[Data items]

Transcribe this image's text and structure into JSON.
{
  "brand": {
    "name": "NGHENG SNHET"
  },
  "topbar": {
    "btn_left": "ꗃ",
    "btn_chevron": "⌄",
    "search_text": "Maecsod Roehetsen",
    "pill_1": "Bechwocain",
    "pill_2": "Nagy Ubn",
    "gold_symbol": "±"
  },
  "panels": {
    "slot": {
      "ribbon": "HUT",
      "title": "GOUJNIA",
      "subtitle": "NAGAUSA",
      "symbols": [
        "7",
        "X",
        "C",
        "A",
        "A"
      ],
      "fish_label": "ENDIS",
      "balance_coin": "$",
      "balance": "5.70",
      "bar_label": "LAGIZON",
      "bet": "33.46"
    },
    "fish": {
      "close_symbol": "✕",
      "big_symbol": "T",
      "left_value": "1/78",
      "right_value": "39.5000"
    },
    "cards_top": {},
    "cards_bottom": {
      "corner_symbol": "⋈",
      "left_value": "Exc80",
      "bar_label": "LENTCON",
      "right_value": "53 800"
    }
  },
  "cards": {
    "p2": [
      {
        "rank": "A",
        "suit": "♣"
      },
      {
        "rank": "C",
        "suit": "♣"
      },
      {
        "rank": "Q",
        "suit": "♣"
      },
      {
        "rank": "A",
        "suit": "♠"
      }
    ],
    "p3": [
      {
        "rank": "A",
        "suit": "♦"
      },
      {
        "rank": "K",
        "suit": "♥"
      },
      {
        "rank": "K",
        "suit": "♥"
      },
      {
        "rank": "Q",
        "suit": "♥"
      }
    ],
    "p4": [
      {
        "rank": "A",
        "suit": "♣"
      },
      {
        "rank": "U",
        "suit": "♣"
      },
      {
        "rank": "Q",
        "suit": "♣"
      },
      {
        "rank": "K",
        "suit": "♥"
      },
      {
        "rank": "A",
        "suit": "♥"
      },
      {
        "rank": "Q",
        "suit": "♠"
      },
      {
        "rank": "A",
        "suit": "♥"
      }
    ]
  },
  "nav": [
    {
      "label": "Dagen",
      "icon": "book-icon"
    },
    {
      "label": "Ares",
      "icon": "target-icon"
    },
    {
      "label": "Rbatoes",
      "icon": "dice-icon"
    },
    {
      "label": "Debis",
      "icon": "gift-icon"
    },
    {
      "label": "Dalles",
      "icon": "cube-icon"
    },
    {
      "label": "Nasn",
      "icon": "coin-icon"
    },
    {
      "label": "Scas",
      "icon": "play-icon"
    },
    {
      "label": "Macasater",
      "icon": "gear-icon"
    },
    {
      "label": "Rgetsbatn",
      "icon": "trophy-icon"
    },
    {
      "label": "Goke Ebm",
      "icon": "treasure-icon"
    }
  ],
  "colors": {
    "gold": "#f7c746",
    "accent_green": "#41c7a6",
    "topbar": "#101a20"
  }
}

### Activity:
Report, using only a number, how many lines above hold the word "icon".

### Problem solution:
10